Records from a data collection:
═══

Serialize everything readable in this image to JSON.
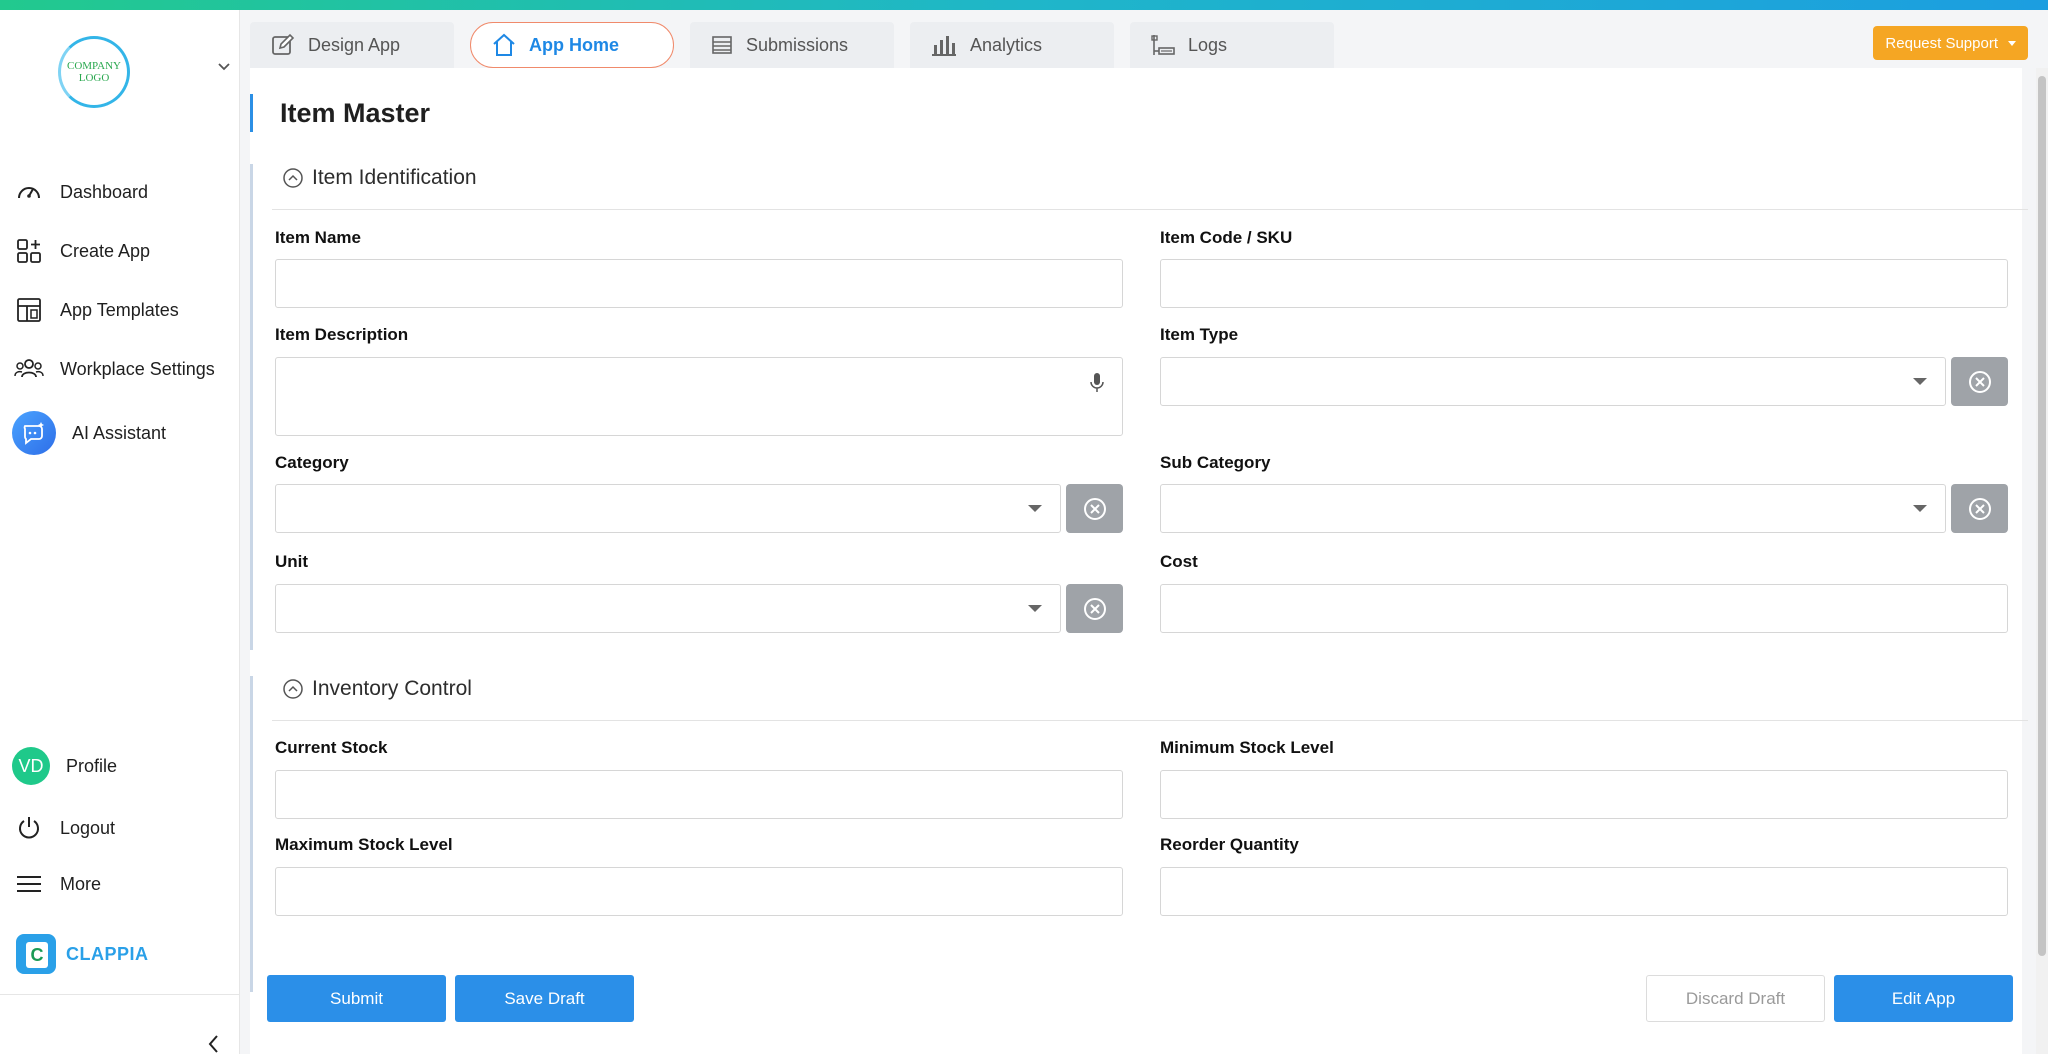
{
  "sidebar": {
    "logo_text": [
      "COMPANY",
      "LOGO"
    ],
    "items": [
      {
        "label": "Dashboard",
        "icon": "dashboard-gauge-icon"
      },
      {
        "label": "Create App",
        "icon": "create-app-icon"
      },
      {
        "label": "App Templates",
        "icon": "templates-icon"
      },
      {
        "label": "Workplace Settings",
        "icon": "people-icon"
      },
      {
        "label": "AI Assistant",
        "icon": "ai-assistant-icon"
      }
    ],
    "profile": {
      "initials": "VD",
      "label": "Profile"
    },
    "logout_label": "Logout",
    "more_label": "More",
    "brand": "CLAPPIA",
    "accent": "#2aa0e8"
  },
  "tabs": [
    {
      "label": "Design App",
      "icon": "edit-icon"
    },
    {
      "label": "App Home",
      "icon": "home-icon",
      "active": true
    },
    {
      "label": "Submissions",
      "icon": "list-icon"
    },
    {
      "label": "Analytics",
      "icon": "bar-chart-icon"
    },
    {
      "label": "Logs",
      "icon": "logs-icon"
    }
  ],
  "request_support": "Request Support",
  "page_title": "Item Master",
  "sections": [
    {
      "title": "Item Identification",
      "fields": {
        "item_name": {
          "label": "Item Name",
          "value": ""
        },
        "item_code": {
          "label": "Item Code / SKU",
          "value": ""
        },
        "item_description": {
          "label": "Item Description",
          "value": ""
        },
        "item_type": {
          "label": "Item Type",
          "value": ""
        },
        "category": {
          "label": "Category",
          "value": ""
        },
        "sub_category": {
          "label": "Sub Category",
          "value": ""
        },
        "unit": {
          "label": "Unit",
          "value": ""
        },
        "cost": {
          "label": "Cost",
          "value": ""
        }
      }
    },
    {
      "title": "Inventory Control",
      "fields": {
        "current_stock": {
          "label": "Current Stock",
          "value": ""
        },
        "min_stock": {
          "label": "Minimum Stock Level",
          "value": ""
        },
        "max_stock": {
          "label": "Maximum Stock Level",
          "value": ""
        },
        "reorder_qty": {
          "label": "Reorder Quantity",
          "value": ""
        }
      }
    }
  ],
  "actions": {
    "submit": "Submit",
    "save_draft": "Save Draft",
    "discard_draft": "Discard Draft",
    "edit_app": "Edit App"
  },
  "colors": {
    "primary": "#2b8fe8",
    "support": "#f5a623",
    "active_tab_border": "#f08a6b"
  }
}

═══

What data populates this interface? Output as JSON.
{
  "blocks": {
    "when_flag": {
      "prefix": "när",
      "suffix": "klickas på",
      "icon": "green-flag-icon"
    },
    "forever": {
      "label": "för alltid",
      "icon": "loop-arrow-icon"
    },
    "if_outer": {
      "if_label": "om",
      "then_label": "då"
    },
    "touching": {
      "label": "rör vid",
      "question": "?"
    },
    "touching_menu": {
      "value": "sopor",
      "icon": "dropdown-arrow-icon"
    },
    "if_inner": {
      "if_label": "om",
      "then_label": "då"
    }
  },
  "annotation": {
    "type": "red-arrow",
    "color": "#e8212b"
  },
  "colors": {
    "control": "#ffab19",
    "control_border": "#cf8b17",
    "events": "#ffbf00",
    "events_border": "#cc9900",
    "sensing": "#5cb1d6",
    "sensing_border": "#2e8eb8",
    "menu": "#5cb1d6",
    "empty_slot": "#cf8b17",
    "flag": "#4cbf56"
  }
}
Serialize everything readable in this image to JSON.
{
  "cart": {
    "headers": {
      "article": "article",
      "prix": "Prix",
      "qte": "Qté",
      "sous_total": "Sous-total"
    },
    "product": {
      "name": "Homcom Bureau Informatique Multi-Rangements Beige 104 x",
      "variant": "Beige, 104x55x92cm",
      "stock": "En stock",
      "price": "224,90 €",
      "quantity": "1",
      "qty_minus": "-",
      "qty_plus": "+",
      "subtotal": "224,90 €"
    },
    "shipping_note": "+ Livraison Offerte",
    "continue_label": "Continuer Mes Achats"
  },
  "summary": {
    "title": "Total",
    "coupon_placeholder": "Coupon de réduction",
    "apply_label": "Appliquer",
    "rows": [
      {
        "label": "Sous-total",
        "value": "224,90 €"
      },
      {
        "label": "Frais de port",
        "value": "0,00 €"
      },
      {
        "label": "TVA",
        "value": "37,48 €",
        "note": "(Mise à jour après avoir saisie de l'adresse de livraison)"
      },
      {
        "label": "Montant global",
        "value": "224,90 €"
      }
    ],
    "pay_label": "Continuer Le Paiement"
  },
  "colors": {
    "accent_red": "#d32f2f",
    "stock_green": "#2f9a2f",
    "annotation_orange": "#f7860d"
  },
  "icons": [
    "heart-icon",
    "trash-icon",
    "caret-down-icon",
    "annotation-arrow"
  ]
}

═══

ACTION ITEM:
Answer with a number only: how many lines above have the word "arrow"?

OUTPUT OF THE EXERCISE:
4